# WHAT YOU NEED TO DO
As the answer, give a copy of each line below that includes the word "title".

# PROVIDED DATA

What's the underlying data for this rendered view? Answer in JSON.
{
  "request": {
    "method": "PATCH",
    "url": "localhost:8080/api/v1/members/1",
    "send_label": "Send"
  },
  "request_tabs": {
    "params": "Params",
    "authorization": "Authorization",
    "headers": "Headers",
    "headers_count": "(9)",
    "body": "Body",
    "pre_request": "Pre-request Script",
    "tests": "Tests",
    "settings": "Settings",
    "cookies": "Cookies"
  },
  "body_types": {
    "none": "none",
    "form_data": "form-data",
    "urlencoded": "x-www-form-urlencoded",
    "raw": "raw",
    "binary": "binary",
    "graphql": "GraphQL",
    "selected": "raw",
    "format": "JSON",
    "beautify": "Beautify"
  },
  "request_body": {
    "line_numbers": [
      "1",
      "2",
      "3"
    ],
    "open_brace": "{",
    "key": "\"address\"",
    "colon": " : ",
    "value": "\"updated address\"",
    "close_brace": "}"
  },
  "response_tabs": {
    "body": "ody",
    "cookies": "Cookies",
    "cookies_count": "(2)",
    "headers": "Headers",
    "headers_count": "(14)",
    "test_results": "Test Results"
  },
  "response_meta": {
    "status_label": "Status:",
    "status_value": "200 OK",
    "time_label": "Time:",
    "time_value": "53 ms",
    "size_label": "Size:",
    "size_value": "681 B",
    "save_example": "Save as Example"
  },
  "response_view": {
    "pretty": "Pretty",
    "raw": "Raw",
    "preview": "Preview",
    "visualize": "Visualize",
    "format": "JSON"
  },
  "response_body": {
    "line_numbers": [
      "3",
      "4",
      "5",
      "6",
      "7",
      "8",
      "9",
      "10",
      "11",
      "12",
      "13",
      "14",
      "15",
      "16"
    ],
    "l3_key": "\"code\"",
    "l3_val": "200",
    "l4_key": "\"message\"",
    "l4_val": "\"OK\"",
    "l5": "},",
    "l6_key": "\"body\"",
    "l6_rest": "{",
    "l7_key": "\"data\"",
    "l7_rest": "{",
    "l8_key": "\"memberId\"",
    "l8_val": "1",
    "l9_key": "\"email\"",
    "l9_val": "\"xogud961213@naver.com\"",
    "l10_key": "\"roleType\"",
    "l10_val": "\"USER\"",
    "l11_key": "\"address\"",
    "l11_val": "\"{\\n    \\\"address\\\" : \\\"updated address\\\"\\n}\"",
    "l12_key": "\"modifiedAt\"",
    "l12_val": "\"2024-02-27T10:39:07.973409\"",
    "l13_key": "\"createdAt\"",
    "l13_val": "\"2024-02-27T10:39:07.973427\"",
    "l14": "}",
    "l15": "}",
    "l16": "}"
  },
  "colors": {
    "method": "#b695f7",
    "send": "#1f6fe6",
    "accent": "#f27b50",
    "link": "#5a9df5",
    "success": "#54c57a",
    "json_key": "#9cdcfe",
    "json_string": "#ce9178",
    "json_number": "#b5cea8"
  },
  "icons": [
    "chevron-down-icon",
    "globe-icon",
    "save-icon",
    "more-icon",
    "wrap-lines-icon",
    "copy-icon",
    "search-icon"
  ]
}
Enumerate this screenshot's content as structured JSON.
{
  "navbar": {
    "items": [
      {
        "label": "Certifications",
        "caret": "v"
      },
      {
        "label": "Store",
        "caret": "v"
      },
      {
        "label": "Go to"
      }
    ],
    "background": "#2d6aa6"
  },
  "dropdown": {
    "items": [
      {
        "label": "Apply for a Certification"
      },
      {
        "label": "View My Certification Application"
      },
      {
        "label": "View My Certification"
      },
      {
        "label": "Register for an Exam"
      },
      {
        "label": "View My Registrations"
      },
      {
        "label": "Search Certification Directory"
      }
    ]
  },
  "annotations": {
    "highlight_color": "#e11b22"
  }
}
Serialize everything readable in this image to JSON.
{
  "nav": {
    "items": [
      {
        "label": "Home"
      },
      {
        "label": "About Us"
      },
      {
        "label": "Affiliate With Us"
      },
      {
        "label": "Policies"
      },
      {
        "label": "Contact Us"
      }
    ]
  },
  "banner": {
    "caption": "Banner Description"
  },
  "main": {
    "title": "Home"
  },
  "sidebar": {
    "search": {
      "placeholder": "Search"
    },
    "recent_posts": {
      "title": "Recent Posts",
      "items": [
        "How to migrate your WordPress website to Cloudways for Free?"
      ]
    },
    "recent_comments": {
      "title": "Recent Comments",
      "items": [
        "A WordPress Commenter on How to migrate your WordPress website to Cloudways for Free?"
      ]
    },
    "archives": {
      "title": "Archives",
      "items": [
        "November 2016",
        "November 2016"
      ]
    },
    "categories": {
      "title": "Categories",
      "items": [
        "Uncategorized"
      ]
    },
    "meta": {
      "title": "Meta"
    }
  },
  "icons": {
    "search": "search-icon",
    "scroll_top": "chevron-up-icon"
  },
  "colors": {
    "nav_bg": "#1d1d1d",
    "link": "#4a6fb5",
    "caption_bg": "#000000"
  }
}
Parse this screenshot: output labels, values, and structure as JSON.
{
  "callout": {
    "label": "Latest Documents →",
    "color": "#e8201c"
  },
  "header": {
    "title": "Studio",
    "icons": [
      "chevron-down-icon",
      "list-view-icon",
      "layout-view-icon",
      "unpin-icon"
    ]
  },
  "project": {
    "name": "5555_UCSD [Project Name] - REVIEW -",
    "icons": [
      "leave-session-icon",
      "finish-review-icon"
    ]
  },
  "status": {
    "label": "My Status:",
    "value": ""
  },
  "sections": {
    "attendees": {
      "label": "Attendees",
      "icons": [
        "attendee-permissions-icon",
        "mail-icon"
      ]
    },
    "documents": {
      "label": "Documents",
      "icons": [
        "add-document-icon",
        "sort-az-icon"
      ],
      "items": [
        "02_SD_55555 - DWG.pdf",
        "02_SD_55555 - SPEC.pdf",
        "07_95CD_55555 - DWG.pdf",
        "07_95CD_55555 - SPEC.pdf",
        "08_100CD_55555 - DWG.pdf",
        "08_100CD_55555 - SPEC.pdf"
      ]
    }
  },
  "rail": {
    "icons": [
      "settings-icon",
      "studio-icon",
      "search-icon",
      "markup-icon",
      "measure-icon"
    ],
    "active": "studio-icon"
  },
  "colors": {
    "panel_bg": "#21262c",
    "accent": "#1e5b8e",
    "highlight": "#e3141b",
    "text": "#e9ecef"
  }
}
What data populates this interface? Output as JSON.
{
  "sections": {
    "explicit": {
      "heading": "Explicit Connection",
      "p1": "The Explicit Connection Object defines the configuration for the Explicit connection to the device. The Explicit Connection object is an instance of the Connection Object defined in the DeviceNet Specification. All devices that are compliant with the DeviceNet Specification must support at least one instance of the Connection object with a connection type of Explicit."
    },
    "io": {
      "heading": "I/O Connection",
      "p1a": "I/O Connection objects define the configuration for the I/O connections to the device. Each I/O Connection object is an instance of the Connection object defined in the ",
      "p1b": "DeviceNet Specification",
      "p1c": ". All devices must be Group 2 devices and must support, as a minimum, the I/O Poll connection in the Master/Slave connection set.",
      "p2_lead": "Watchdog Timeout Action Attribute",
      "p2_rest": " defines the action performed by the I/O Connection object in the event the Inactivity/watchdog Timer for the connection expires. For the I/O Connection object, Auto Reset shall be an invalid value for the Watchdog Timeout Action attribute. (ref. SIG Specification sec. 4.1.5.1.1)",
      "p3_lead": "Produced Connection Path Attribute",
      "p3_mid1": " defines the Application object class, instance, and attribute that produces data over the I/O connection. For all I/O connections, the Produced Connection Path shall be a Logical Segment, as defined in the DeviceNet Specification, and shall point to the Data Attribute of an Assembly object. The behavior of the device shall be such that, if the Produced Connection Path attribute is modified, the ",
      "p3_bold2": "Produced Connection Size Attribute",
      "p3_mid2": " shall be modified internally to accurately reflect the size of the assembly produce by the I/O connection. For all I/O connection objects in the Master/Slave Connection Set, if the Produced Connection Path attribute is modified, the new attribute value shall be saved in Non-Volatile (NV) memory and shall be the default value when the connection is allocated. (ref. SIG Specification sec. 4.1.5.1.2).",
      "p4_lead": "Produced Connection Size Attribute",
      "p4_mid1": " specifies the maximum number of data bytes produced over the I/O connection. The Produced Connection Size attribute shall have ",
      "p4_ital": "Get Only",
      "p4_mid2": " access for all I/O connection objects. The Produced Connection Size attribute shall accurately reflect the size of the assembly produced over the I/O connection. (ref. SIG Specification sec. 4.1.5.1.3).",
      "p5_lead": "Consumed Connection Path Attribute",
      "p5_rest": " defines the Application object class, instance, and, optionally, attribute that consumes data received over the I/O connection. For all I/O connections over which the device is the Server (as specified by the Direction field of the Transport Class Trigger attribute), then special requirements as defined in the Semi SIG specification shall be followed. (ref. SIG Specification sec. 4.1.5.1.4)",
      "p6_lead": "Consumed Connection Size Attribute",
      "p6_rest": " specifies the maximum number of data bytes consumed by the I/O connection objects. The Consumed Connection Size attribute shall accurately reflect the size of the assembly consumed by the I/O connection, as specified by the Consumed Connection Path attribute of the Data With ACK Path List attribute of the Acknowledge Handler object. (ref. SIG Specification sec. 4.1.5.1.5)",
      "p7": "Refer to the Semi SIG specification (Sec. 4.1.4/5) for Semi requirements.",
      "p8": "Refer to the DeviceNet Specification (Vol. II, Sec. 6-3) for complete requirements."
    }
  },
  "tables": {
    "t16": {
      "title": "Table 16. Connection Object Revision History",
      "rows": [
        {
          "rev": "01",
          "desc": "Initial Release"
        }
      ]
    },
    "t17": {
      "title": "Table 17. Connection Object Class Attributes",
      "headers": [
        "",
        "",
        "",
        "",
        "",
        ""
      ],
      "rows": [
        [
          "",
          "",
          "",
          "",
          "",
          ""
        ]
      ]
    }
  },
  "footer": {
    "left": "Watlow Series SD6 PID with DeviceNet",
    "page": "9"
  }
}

# ANSWER BOX
    "title": "Home"
      "title": "Recent Posts",
      "title": "Recent Comments",
      "title": "Archives",
      "title": "Categories",
      "title": "Meta"
    "title": "Studio",
      "title": "Table 16. Connection Object Revision History",
      "title": "Table 17. Connection Object Class Attributes",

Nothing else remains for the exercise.